[[ Extracted material open ]]
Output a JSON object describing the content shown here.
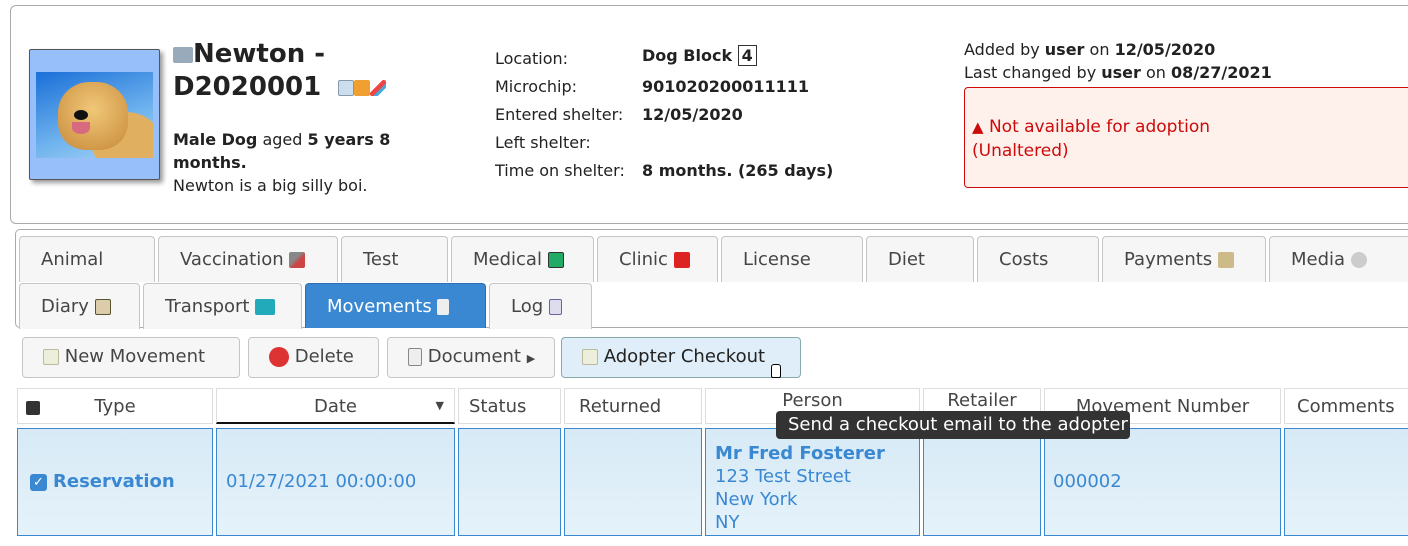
{
  "animal": {
    "name": "Newton - D2020001",
    "sex_species": "Male Dog",
    "aged_word": "aged",
    "age": "5 years 8 months.",
    "description": "Newton is a big silly boi."
  },
  "details": {
    "location_label": "Location:",
    "location": "Dog Block",
    "location_unit": "4",
    "microchip_label": "Microchip:",
    "microchip": "901020200011111",
    "entered_label": "Entered shelter:",
    "entered": "12/05/2020",
    "left_label": "Left shelter:",
    "left": "",
    "time_label": "Time on shelter:",
    "time": "8 months. (265 days)"
  },
  "audit": {
    "added_prefix": "Added by",
    "added_user": "user",
    "on": "on",
    "added_date": "12/05/2020",
    "changed_prefix": "Last changed by",
    "changed_user": "user",
    "changed_date": "08/27/2021"
  },
  "alert": {
    "line1": "Not available for adoption",
    "line2": "(Unaltered)",
    "color": "#cd0a0a"
  },
  "tabs": [
    {
      "label": "Animal"
    },
    {
      "label": "Vaccination"
    },
    {
      "label": "Test"
    },
    {
      "label": "Medical"
    },
    {
      "label": "Clinic"
    },
    {
      "label": "License"
    },
    {
      "label": "Diet"
    },
    {
      "label": "Costs"
    },
    {
      "label": "Payments"
    },
    {
      "label": "Media"
    },
    {
      "label": "Diary"
    },
    {
      "label": "Transport"
    },
    {
      "label": "Movements",
      "active": true
    },
    {
      "label": "Log"
    }
  ],
  "toolbar": {
    "new": "New Movement",
    "delete": "Delete",
    "document": "Document",
    "checkout": "Adopter Checkout"
  },
  "tooltip": "Send a checkout email to the adopter",
  "table": {
    "headers": [
      "Type",
      "Date",
      "Status",
      "Returned",
      "Person",
      "Retailer",
      "Movement Number",
      "Comments"
    ],
    "rows": [
      {
        "type": "Reservation",
        "date": "01/27/2021 00:00:00",
        "status": "",
        "returned": "",
        "person_name": "Mr Fred Fosterer",
        "address1": "123 Test Street",
        "city": "New York",
        "state": "NY",
        "retailer": "",
        "movement_number": "000002",
        "comments": "",
        "checked": true
      }
    ]
  },
  "accent": "#3a88d1"
}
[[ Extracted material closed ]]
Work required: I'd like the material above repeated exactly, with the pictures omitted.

Result:
Output a JSON object describing the content shown here.
{
  "animal": {
    "name": "Newton - D2020001",
    "sex_species": "Male Dog",
    "aged_word": "aged",
    "age": "5 years 8 months.",
    "description": "Newton is a big silly boi."
  },
  "details": {
    "location_label": "Location:",
    "location": "Dog Block",
    "location_unit": "4",
    "microchip_label": "Microchip:",
    "microchip": "901020200011111",
    "entered_label": "Entered shelter:",
    "entered": "12/05/2020",
    "left_label": "Left shelter:",
    "left": "",
    "time_label": "Time on shelter:",
    "time": "8 months. (265 days)"
  },
  "audit": {
    "added_prefix": "Added by",
    "added_user": "user",
    "on": "on",
    "added_date": "12/05/2020",
    "changed_prefix": "Last changed by",
    "changed_user": "user",
    "changed_date": "08/27/2021"
  },
  "alert": {
    "line1": "Not available for adoption",
    "line2": "(Unaltered)",
    "color": "#cd0a0a"
  },
  "tabs": [
    {
      "label": "Animal"
    },
    {
      "label": "Vaccination"
    },
    {
      "label": "Test"
    },
    {
      "label": "Medical"
    },
    {
      "label": "Clinic"
    },
    {
      "label": "License"
    },
    {
      "label": "Diet"
    },
    {
      "label": "Costs"
    },
    {
      "label": "Payments"
    },
    {
      "label": "Media"
    },
    {
      "label": "Diary"
    },
    {
      "label": "Transport"
    },
    {
      "label": "Movements",
      "active": true
    },
    {
      "label": "Log"
    }
  ],
  "toolbar": {
    "new": "New Movement",
    "delete": "Delete",
    "document": "Document",
    "checkout": "Adopter Checkout"
  },
  "tooltip": "Send a checkout email to the adopter",
  "table": {
    "headers": [
      "Type",
      "Date",
      "Status",
      "Returned",
      "Person",
      "Retailer",
      "Movement Number",
      "Comments"
    ],
    "rows": [
      {
        "type": "Reservation",
        "date": "01/27/2021 00:00:00",
        "status": "",
        "returned": "",
        "person_name": "Mr Fred Fosterer",
        "address1": "123 Test Street",
        "city": "New York",
        "state": "NY",
        "retailer": "",
        "movement_number": "000002",
        "comments": "",
        "checked": true
      }
    ]
  },
  "accent": "#3a88d1"
}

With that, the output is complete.